Mole was sitting pretty at the Alliance & Leicester quiz last week, and quietly confident that the Mortgage Strategy crew AKA Team Mole were in with a good chance. After all, they were in good spirits and with their thinking caps on. A&L’s Merhdad Yousefi purposely gave Team Mole the wrong answers throughout the quiz in an attempt to put them off.
And perhaps it worked. When asked what is A&L’s cheapest fixed rate mortgage? Team Mole was convinced the answer was 4.89% (as was A&L’s own top product man Jeremy Claridge) only to find out shock horror that they were wrong and the answer was 4.74%.
What a fix
Delegates at the European Mortgage Federation conference in Brussels last week got a lesson on the dangers of customers not reading their Key Facts Illustrations thoroughly. Speaker Anish Shah, director of global mortgages at GE Money, told his audience about his experience of getting a mortgage in an unnamed country. Following advice, he opted for a fixed rate at 7%. However, on reading the paperwork he noticed an odd clause. “The lender retains the right to change the rate at any time,” it said.
So he immediately took the issue up with his broker.
“Oh, you want a fixed fixed mortgage,” came the reply.
It’s enough to make any brokers make their clients swot up on the finer details of their mortgage. Still, could have been worse. Might have been with City Mortgage Corporation.
FSA spokesman Robin Gordon-Walker revealed a saucy side last week at lunch with news editor Robert Thickett and new hack Lee Jones. After talking about interest-only loans and the state of the housing market, the conversation turned to the new Bond movie.
Both Thickett and Jones agreed that Daniel Craig makes an impressionable 007. But on asking Gordon-Walker his feelings, he admitted he hadn’t seen the film and had no intention of doing so.
“I can handle the sex,” GordonWalker fessed, “just not the violence.”
COMM-UN-IC-ATE, COMM-UN-IC-ATE, COMM-UN-IC-ATE. That’s the message visitors to PR gnu John Wriglesworth’s offices will get should they happen to drop into the property market maestro’s palace.
And yes, for once, this is true. The Wrigler has splashed out on one of BBC TV’s favourite Dr Who Daleks to “man” his reception desk. But rather than EX-TERM-IN-ATE the message is to COMM-UN-IC-ATE.

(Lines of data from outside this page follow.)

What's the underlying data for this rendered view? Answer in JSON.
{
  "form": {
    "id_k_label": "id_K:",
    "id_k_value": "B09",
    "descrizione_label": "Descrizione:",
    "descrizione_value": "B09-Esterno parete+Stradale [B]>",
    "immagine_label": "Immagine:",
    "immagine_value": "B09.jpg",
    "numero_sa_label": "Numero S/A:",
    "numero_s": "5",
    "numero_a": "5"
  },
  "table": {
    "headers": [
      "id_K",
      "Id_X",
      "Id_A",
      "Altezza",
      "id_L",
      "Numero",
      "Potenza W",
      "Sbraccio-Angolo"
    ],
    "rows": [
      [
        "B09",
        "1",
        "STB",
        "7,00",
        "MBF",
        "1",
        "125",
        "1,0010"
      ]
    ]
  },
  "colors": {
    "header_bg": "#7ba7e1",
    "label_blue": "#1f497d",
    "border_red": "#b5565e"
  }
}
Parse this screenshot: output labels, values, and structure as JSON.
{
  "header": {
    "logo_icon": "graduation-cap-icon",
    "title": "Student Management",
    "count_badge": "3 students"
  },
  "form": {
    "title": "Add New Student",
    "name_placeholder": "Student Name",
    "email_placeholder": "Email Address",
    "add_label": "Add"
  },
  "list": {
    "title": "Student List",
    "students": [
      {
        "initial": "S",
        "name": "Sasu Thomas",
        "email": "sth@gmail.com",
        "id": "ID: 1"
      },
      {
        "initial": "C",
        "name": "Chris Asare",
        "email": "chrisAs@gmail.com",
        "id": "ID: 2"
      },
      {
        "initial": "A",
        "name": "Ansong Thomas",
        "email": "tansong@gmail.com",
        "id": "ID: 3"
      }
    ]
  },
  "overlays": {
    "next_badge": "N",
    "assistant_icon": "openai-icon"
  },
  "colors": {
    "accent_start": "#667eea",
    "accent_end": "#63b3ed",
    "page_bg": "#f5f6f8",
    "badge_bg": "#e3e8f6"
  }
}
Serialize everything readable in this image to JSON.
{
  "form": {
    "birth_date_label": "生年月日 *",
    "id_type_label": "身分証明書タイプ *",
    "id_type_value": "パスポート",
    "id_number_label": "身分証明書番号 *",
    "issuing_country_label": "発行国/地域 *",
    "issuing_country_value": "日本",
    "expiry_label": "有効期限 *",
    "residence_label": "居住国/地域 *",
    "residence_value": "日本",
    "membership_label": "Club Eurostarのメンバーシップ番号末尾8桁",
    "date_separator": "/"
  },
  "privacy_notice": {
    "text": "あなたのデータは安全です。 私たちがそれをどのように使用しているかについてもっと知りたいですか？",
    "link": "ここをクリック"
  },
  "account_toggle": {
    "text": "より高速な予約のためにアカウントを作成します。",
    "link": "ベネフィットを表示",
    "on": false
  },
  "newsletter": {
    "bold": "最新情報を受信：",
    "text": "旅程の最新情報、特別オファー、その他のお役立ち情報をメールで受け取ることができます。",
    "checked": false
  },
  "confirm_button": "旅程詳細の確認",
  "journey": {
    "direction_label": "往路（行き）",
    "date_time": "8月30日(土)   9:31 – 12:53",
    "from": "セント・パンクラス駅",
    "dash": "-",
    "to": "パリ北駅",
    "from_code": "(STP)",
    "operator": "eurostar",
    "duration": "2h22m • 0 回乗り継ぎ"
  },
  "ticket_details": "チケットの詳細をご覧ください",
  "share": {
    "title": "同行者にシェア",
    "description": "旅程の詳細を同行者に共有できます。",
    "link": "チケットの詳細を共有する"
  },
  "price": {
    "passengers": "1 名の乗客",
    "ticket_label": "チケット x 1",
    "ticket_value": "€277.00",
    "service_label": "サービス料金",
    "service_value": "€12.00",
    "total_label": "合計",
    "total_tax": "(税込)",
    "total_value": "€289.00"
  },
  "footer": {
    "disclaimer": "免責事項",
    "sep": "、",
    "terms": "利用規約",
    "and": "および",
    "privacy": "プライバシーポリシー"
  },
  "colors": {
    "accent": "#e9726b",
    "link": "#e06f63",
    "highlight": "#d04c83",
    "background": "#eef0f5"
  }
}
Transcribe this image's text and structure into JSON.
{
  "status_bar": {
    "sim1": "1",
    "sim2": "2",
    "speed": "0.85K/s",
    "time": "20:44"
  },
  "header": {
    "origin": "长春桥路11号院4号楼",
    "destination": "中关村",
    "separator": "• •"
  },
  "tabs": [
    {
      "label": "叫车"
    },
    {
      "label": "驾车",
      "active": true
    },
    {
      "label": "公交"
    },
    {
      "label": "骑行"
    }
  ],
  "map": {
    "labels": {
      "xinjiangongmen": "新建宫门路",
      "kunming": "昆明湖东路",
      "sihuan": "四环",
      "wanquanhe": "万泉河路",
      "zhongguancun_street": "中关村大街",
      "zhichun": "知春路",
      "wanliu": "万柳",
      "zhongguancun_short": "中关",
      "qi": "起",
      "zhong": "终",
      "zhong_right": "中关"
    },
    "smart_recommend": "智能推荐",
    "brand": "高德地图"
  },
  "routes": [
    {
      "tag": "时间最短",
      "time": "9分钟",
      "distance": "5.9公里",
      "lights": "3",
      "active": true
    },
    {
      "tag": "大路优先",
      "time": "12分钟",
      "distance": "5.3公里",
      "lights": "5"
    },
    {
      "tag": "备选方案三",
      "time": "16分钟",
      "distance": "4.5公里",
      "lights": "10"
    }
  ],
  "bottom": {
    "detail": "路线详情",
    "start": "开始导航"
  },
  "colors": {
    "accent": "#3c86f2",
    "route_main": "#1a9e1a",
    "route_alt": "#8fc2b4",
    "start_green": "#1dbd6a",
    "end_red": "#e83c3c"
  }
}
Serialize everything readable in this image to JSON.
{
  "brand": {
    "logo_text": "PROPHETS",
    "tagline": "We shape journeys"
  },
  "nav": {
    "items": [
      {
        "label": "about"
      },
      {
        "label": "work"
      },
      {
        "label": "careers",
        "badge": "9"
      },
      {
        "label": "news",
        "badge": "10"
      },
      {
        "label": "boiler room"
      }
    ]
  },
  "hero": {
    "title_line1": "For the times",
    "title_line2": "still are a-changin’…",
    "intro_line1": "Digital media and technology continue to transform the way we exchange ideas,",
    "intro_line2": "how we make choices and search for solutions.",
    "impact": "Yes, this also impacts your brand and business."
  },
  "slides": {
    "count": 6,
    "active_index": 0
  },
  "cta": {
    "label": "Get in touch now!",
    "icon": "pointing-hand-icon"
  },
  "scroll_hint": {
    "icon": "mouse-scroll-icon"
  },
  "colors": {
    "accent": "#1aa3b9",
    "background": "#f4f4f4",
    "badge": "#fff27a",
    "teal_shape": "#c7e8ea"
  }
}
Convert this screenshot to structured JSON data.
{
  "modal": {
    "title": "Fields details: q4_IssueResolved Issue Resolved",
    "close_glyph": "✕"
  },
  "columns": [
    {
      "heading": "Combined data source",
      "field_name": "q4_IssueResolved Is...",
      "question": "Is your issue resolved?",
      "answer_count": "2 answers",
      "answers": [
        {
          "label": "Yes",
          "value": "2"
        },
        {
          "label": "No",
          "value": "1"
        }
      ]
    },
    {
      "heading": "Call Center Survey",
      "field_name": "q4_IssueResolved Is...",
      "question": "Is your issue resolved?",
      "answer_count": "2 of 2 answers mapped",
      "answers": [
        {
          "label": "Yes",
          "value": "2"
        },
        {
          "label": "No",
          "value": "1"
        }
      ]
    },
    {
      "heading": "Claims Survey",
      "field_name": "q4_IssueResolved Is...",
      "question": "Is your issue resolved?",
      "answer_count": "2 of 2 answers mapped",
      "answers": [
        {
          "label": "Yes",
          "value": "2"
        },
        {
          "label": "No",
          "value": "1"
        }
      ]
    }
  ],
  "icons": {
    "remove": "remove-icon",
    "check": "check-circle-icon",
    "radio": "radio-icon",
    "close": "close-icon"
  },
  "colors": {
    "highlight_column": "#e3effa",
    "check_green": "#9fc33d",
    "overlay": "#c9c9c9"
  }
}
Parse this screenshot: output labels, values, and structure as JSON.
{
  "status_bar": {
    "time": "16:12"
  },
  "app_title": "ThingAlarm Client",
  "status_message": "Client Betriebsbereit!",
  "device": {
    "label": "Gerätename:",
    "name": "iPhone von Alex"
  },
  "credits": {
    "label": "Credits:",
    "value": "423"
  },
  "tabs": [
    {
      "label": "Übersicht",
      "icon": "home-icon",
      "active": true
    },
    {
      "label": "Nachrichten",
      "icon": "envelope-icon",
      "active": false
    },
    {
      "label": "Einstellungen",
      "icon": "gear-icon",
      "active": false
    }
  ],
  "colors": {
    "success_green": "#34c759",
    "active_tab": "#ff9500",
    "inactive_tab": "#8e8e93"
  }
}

“It cost a small fortune,” Wrigles confessed to Mole. “But by God is it worth it. Imagine the look on clients’ faces when they come into the office and see a Dalek. Priceless.”
And definitely chea-per than your rates too.